I just thought I'd give you my impressions of the new field guide, "Birds of New York State" (BONYS) written by Budlinger & Kennedy. A few other members have commented on it but not in a lot of detail. It is true field guide dedicated strictly to birds that are likely to be seen in NYS - not necessarily breeders or common birds. It includes roughly 350 species, with an entire page dedicated to each species. 

The first few pages are something quite welcome in a field guide - a brief Table of Contents immediately followed by a GREAT Reference Guide that has illustrations of virtually every species crammed  very neatly into 12 pages broken down into rough taxonomic orders/families. These pages include under the picture the common name, the size, and the page number. This is very similar to the way Sibley did his Family plates at the beginning of each section, but instead, all placed in the front of the book - much more convenient for a beginner that doesn't know where to look in a field guide. The sections are then color coded to match the page "tabs" for quick field location. 

The Introduction is similar to most of the newer guides, with the addition of major birding areas and Top 100 Hotspots Birding Sites with a locator map showing major ecological zones within the state. 

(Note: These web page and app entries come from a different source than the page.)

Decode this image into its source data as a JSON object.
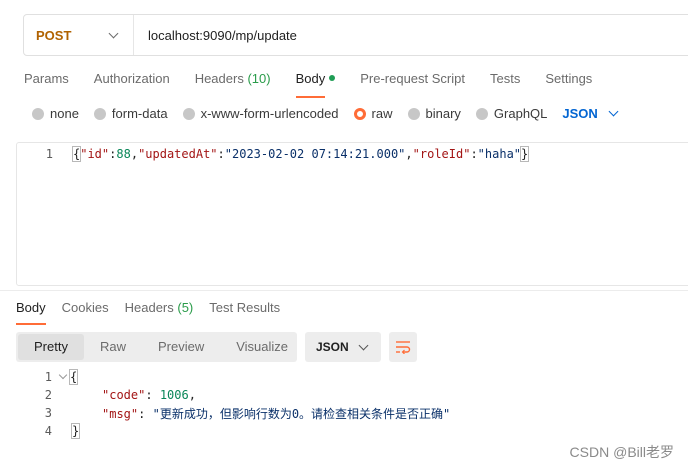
{
  "request": {
    "method": "POST",
    "url": "localhost:9090/mp/update"
  },
  "request_tabs": [
    {
      "label": "Params"
    },
    {
      "label": "Authorization"
    },
    {
      "label": "Headers",
      "count": "(10)"
    },
    {
      "label": "Body"
    },
    {
      "label": "Pre-request Script"
    },
    {
      "label": "Tests"
    },
    {
      "label": "Settings"
    }
  ],
  "body_types": [
    {
      "label": "none",
      "selected": false
    },
    {
      "label": "form-data",
      "selected": false
    },
    {
      "label": "x-www-form-urlencoded",
      "selected": false
    },
    {
      "label": "raw",
      "selected": true
    },
    {
      "label": "binary",
      "selected": false
    },
    {
      "label": "GraphQL",
      "selected": false
    }
  ],
  "body_format": "JSON",
  "request_body": {
    "line_no": "1",
    "open": "{",
    "q1": "\"id\"",
    "c1": ":",
    "v1": "88",
    "s1": ",",
    "q2": "\"updatedAt\"",
    "c2": ":",
    "v2": "\"2023-02-02 07:14:21.000\"",
    "s2": ",",
    "q3": "\"roleId\"",
    "c3": ":",
    "v3": "\"haha\"",
    "close": "}"
  },
  "response_tabs": [
    {
      "label": "Body"
    },
    {
      "label": "Cookies"
    },
    {
      "label": "Headers",
      "count": "(5)"
    },
    {
      "label": "Test Results"
    }
  ],
  "view_modes": [
    "Pretty",
    "Raw",
    "Preview",
    "Visualize"
  ],
  "response_format": "JSON",
  "response_body": {
    "lines": [
      "1",
      "2",
      "3",
      "4"
    ],
    "open": "{",
    "key1": "\"code\"",
    "val1": "1006",
    "key2": "\"msg\"",
    "val2": "\"更新成功，但影响行数为0。请检查相关条件是否正确\"",
    "colon": ":",
    "comma": ",",
    "close": "}"
  },
  "watermark": "CSDN @Bill老罗"
}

Species accounts are quite detailed with excellent, plain-language descriptions and "Best Sites" section to help narrow your search, as well as perfunctory(?) range maps. Typically, one or two large, painted illustrations for each species (usually male/female) and many species have some smaller illustrations of the bird in flight. The illustrations are superb and color quite accurate and natural, which was one of my few complaints with Sibley's guides that make the bird a little too "cartoonish". My biggest criticism of the plates in this guide is that they were not all painted by the same person. Accordingly, from plate-to-plate and species-to-species, there are rather pronounced style differences in the illustrations. On illustrator favors smooth, soft feathering, and another prefers almost to tease the feathers out for a roughed-up appearance - like the bird just emerged from a vacuum cleaner. Both are quite attractive, but I favor the former, because that is typically the way a bird looks in the field at even a slight distance. But my complaint is that if you ar trying to distinguish very similar species, such as Acadian and Alder Flycatchers, the illustrations make them appear very different, even though we know the differences are slight. But I can find few faults with the accuracy of either style - each has their own merits.

The species text I feel was reminiscent of Peterson's early field guides, but more elaborate. Interesting and informative bits of birdlore and natural history makes reading the book from cover-to-cover an enlightening and entertaining endeavor.

The end of the book contains a glossary, checklist, and both scientific and common-name indices. The back cover includes yet another, more condensed, color coded & tab indexed "Quick Guide" with page numbers - yet another outstanding feature. 

Although positioned as a state field guide, I would say it would adequately cover the northeast, with the exception of some regional specialties. I don't believe I have ever sen a regional field guide that even comes close to this volume and I would like to see a guide in the same format for North America. For $21.95, it is an outstanding bargain!

Dana C. Rohleder
Port Kent, NY